Instructions to follow:
Copy out all the records exactly.

Supplied data:
****************
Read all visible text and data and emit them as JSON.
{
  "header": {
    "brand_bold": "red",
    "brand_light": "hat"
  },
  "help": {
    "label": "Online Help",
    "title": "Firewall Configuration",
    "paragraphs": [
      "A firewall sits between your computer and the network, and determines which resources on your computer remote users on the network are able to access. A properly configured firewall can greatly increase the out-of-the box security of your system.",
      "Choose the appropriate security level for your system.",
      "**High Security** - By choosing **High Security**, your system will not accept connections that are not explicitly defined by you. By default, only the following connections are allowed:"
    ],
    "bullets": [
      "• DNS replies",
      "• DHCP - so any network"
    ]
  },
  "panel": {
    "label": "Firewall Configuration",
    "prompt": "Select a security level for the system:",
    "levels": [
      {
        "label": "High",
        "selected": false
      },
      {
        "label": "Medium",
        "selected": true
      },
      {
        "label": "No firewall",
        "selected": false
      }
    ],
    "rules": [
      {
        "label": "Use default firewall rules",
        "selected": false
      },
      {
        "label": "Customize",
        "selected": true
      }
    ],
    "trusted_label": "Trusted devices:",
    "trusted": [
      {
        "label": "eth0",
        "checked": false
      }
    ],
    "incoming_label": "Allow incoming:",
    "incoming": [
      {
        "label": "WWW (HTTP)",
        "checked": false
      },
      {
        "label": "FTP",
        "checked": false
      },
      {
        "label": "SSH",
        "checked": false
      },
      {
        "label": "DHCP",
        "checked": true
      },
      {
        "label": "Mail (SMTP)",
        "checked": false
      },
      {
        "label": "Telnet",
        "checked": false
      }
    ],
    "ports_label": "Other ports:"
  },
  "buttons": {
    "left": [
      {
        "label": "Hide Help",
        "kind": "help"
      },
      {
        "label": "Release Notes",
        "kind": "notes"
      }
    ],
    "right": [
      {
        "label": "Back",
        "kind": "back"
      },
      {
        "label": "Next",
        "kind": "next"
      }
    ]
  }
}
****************
Your response:
Read all visible text and data and emit them as JSON.
{
  "header": {
    "brand_bold": "red",
    "brand_light": "hat"
  },
  "help": {
    "label": "Online Help",
    "title": "Firewall Configuration",
    "paragraphs": [
      "A firewall sits between your computer and the network, and determines which resources on your computer remote users on the network are able to access. A properly configured firewall can greatly increase the out-of-the box security of your system.",
      "Choose the appropriate security level for your system.",
      "**High Security** - By choosing **High Security**, your system will not accept connections that are not explicitly defined by you. By default, only the following connections are allowed:"
    ],
    "bullets": [
      "• DNS replies",
      "• DHCP - so any network"
    ]
  },
  "panel": {
    "label": "Firewall Configuration",
    "prompt": "Select a security level for the system:",
    "levels": [
      {
        "label": "High",
        "selected": false
      },
      {
        "label": "Medium",
        "selected": true
      },
      {
        "label": "No firewall",
        "selected": false
      }
    ],
    "rules": [
      {
        "label": "Use default firewall rules",
        "selected": false
      },
      {
        "label": "Customize",
        "selected": true
      }
    ],
    "trusted_label": "Trusted devices:",
    "trusted": [
      {
        "label": "eth0",
        "checked": false
      }
    ],
    "incoming_label": "Allow incoming:",
    "incoming": [
      {
        "label": "WWW (HTTP)",
        "checked": false
      },
      {
        "label": "FTP",
        "checked": false
      },
      {
        "label": "SSH",
        "checked": false
      },
      {
        "label": "DHCP",
        "checked": true
      },
      {
        "label": "Mail (SMTP)",
        "checked": false
      },
      {
        "label": "Telnet",
        "checked": false
      }
    ],
    "ports_label": "Other ports:"
  },
  "buttons": {
    "left": [
      {
        "label": "Hide Help",
        "kind": "help"
      },
      {
        "label": "Release Notes",
        "kind": "notes"
      }
    ],
    "right": [
      {
        "label": "Back",
        "kind": "back"
      },
      {
        "label": "Next",
        "kind": "next"
      }
    ]
  }
}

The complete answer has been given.